Items from an interface collection
+++++

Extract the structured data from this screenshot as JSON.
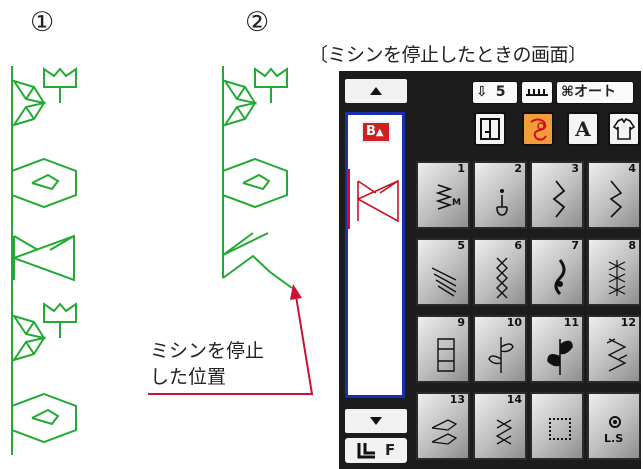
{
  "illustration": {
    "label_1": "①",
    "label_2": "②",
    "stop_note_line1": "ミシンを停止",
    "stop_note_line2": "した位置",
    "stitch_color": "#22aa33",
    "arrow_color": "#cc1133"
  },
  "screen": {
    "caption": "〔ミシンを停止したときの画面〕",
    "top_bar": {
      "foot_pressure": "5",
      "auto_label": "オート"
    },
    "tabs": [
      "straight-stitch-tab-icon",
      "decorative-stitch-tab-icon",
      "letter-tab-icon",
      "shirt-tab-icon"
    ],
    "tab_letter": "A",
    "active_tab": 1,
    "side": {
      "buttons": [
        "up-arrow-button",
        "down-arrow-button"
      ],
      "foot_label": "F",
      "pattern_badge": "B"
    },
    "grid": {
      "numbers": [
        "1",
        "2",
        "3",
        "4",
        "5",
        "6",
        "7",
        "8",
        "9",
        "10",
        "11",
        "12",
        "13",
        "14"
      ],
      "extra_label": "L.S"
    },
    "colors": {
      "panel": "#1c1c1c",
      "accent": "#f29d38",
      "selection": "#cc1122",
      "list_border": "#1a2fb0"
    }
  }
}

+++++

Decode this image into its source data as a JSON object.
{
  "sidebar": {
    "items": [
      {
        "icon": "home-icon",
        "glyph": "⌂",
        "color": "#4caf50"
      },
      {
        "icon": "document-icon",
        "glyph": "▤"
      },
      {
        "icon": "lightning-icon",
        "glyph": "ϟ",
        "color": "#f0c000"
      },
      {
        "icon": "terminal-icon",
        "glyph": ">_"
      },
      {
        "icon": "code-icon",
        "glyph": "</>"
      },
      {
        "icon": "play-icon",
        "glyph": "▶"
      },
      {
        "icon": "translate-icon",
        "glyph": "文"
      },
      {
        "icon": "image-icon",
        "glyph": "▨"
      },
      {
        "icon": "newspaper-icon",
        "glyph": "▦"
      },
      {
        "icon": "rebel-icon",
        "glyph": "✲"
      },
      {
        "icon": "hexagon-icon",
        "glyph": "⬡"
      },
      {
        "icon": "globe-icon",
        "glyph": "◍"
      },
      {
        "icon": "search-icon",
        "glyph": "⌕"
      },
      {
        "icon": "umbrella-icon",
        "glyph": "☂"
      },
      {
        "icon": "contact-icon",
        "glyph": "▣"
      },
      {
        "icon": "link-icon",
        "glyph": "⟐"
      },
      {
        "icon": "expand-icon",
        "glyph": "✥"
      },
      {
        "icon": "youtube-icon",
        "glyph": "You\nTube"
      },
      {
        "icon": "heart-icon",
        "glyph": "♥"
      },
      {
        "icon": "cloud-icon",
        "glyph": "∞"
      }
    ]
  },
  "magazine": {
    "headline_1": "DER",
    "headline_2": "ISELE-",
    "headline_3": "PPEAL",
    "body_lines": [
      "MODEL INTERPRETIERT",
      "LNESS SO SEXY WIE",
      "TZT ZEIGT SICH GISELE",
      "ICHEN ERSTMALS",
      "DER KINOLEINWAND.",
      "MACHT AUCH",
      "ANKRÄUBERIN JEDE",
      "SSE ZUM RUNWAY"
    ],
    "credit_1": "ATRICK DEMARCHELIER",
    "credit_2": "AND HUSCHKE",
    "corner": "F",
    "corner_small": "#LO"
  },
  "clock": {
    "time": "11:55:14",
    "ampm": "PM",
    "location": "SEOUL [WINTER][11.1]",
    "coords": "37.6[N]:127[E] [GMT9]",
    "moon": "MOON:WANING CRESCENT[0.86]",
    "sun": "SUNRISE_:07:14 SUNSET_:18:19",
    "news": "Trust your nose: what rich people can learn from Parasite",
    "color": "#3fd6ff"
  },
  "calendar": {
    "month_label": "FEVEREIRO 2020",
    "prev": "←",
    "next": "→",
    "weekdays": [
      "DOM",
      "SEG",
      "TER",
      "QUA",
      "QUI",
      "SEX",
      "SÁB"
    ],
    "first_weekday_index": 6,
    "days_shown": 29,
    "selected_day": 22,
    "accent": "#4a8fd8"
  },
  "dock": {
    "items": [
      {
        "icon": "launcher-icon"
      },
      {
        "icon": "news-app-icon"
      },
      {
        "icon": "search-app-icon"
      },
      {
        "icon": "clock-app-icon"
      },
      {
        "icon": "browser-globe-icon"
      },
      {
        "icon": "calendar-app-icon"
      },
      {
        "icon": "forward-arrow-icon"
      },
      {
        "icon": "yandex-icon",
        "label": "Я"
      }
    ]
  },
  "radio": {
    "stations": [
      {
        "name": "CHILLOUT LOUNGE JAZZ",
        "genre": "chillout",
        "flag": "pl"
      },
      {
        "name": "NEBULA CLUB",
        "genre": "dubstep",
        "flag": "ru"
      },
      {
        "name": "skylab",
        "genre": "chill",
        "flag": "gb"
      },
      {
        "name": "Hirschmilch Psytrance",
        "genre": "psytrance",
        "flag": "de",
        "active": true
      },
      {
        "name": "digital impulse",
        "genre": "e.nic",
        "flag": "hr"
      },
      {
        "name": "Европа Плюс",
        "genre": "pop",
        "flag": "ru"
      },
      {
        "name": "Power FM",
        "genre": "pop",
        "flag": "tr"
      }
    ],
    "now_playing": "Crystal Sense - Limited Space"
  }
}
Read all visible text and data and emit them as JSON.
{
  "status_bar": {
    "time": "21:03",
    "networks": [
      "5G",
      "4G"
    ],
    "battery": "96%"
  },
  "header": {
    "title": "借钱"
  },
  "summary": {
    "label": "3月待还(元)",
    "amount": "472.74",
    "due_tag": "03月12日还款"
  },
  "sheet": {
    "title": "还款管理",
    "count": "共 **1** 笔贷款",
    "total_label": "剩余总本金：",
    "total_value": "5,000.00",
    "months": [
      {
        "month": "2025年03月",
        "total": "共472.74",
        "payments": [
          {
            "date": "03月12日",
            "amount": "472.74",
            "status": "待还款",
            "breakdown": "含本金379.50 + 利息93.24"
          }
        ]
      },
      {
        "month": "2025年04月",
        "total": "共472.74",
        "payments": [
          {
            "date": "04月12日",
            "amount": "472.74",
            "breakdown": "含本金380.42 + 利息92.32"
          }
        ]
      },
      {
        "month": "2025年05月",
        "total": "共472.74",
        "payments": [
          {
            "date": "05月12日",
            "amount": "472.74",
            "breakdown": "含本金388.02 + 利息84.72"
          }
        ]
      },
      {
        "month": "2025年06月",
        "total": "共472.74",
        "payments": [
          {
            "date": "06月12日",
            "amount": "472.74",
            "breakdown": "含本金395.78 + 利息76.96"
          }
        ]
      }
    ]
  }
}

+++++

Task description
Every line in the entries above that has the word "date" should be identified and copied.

Answer area
            "date": "03月12日",
            "date": "04月12日",
            "date": "05月12日",
            "date": "06月12日",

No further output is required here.